Under the impact of the Gregorian reforms and the Fourth Lateran Council’s prohibition of new female orders, medieval women faced daunting obstacles professing their spiritual vocations. Inspired by new models of sanctity, women were restricted in their ability to imitate Christ by gender conventions that all but forbade women to practice an apostolic life. Nonetheless, the remarkable female religious movement defended and chronicled by churchmen like Jacques de Vitry, Philip of Clairvaux, and Thomas of Cantimpre reflects the creativity and determination of medieval holy women. In 1987 Peregrina Press published Margot H. King’s translation of The Life of Marie d’Oignies, making it possible for scholars to teach Jacques de Vitry’s narration of the mother of the Beguines. Since then, a remarkable body of scholarship has grown to flesh out the Beguine movement, featuring foundational scholarship by distinguished religious and literary historians such as Barbara Newman, Amy Hollywood, Bernard McGinn, and most recently Anneke Mulder-Bakker and Walter Simons. Jennifer Brown’s critical edition of and commentary on “three women of Liège” is a significant contribution in this effort in making the spiritually dynamic world of the thirteenth- century Lowlands accessible to students in a wide variety of disciplines as well as providing Middle English scholars with a historically and critically contextualized, comparative discussion of the three vitae that survive together in a single manuscript, Oxford Bodleian Library, Douce 114.

Brown navigates the complexities of such an ambitious volume with helpful transparency. The Introduction provides readers with the thirteenth-century context for the three Latin lives. From the outset, Brown distinguishes the unique nature of each woman’s devotional practices, as well as their different relationships with their authors and affiliations to the official church. The Introduction identifies the themes, authorial writing practices, transmission of and audience for each text—necessary apparatus for reading each life with a sensitivity to the complex issues of authorship, female representation, and reception that Brown pursues in the essays of commentary that follow the critical editions. Brown’s work thus models the highly interdisciplinary methodology necessary to a full comprehension [End Page 541] of the difficulties that faced these charismatic women and the ways in which they challenged their contemporaries with new models of female sanctity.

In providing students with these Middle English translations (and an excellent Glossary and Bibliography), Brown has contributed an important tool for further research and teaching of these historically significant women. In her focus on the transmission and translation of the Latin Lives into the vernacular for lay usage, Brown teases out the rhetorical conventions that both influenced and helped shape the writings of Jacques de Vitry, Thomas of Cantimpre, and Philip of Clairvaux; this primary discussion provides a foundation for analysis of the Middle English translator’s religious and ideological objectives, constructing a detailed map of influence and revision. Brown’s painstaking emendations, footnotes, and glossing will enable students in disciplines other than Middle English literature to study these texts and experience the religious and literary benefits Douce 114 afforded its fifteenth-century textual communities. Brown’s Introduction provides a detailed discussion of the manuscript’s provenance, contents, and compilation, but wisely underscores that Douce’s ownership and intended audience, a mixed audience of religious and laity of both genders, requires contemporary readers to construct reception beyond the Carthusian charterhouses that disseminated Continental mystical literature. Her footnotes enable scholars to discern patterns of interest and assumptions articulated in the translator’s apology as well as challenges he faced in translating from Latin into English.

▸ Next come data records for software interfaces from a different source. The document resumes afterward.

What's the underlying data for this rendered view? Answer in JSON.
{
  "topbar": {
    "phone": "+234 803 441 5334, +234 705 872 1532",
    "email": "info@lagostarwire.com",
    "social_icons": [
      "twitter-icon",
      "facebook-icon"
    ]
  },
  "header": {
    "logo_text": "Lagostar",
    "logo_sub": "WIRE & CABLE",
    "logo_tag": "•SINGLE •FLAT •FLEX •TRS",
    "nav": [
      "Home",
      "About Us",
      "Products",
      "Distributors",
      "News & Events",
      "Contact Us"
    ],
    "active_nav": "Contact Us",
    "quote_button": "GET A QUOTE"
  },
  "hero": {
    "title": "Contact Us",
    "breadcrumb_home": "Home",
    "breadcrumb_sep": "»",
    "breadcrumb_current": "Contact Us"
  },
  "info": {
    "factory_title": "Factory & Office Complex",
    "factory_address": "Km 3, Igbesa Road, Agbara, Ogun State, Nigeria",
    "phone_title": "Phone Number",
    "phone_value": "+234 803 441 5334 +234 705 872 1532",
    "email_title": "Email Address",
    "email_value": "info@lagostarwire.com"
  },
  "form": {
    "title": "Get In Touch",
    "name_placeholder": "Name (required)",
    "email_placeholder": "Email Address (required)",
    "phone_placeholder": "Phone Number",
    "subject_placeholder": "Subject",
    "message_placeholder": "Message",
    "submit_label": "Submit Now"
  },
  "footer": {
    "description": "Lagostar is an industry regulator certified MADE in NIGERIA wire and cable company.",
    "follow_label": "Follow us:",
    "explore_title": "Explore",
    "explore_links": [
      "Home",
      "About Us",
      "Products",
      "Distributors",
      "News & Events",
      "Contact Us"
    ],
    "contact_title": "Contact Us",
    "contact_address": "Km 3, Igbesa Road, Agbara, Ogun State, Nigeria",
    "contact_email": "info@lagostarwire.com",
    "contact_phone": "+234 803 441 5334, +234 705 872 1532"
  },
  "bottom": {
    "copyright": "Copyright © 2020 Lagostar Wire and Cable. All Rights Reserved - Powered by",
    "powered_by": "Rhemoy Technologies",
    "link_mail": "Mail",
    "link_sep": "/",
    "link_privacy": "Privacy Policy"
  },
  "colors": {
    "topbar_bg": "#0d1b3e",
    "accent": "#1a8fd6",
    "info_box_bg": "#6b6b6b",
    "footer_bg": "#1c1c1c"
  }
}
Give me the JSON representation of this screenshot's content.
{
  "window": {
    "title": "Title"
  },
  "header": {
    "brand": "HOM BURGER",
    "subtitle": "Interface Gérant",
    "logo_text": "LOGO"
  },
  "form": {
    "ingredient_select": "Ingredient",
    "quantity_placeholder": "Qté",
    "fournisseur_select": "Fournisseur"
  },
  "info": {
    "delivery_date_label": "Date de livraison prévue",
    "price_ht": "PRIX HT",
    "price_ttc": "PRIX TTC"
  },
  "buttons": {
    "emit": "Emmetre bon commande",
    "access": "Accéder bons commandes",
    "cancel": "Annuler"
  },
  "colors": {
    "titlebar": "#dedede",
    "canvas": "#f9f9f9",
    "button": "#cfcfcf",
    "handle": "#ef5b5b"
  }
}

The three essays of commentary that follow the edition address both shared themes and tensions that sequential reading makes manifest. Douce 114 thus affords insights to the continuities and divergences that made it so difficult for contemporaries of these women to assign to them a collective identity. For readers less familiar with hagiography, Brown provides a useful discussion of the genre...